A different but equally important rationale relates more directly to internal stability in the Peninsula. The proposal will provide the Saudi authorities with a golden opportunity to rearrange their internal affairs, giving it a shape and form that will work as a bulwark in case the tide of Arab uprisings should eventually reach the Peninsula in a more un-manageable shape and size. It will also enable the Saudis to surveil and control – and even direct – how the smaller Gulf-states respond to this challenge. Seen from Riadh, a unified and coordinated effort is necessary in order to prevent this destablizing threat from getting a foothold in any of the Gulf-countries. Saudi Arabias swift response to developments in Bahrain over the past year is but one illustration of how important it is for the Saudis to control developments in its neighbouring States. Reservations in small Gulf-states are strong based on uncertainty about how these Saudi considerations and interests will play out in practice.

Although some differences may have been overcome before the new round of talks, the Saudis (and Bahrain) have no easy task convincing the rest of the GCC to go along with their project for Arab Gulf unity.

Coping with crisis: intervention versus regional cooperation

By Torgeir E. Færtoft


The perceived success of the NATO bombing to prevent mass murder by Gadaffi has revived the idea of humanitarian intervention, as set out in my previous blog input.  Humanitarian intervention now emerges as an option in Syria as violence persists and destabilization and disintegration looms.

But humanitarian intervention is still an intervention, with the risks and unintended consequences now especially evident in Iraq and Afghanistan, both failed attempts at social engineering by invasion.

Are there alternative policy options to the fatalism of non-intervention and the impotence of social engineering by force?

There are now some encouraging signs that regional political frameworks may be emerging to stem the threatening chaos in the practically contiguous belt of looming social and political breakdown from Somalia, over Yemen, Syria, Iraq and Afghanistan.

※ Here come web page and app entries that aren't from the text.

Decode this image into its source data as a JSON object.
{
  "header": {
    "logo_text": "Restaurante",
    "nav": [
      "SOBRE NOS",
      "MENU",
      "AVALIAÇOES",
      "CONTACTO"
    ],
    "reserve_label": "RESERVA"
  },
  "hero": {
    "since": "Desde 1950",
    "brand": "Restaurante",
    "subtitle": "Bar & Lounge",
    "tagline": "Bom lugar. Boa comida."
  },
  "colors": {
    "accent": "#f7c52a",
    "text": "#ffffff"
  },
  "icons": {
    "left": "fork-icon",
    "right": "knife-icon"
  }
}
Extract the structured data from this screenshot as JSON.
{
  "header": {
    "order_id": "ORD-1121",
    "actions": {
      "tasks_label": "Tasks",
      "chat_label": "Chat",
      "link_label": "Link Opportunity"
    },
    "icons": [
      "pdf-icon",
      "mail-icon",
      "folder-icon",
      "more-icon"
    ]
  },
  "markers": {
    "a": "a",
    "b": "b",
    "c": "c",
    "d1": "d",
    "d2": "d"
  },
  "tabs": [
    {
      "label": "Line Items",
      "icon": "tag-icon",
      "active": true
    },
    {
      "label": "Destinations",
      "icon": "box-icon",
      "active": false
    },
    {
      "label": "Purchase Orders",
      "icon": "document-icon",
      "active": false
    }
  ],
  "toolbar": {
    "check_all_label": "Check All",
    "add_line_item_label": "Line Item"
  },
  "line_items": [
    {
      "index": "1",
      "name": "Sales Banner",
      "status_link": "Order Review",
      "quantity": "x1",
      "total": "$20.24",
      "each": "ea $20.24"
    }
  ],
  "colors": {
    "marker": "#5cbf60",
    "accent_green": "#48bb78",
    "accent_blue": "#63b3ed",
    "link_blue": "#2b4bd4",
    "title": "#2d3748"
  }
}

In Somalia the AlQaida affiliate AlShabaab, who exploited the political vacuum left by the failed state, is forced on the defensive by a combination of Kenyan, Ethiopian and an African Union troops. As a result, there is now the prospect of a first functioning central government since it broke down in 1991. Across the narrow stretch of sea and pirate infested waters, in Yemen, where a Somalia like scenario has loomed for some time, the regional organization of the Gulf Arab states, the Gulf Cooperation Council, has engineered a political solution, which, if imperfect, is still a step in the opposite direction from chaos, violence and a heaven for organized crime and terrorism.  The GCC countries will now at an upcoming summit consider further integration steps.  In the case of Syria, Turkey holds the key to a regional framework for a political solution. In Iraq, Iran and Saudi Arabia, now backing different sectarian factions, would need to cooperate. In the case of Afghanistan, a regional political solution needs Iran, who supported the anti-Taliban Northern alliance before it became the vehicle for the Western invasion, and then supported the Pashtu-based current regime. Iran must be joined by Saudi Arabia and Pakistan, which must keep the rivalry with India over Kashmir from spilling over to Afghanistan.

Why would the regional powers cooperate rather than undermine each other by proxies?   Greg Gause points out the temptation to exploit politically trans-boundary identities, ethnic and religious, with potentially backfiring effects. Often the temptation to undermine the adversaries outweigh the concerns about the destabilizing effect, but perhaps not now.  Both Somalia and Afghanistan, and to some extent Yemen, are victims of superpower rivalries during the Cold War. Today their instability has repercussions beyond their borders. Such repercussions, inevitable in all internal conflict leading to social and political breakdown, create incentives for the regional cooperation necessary for stability. Without stability development is not possible and human misery will persist.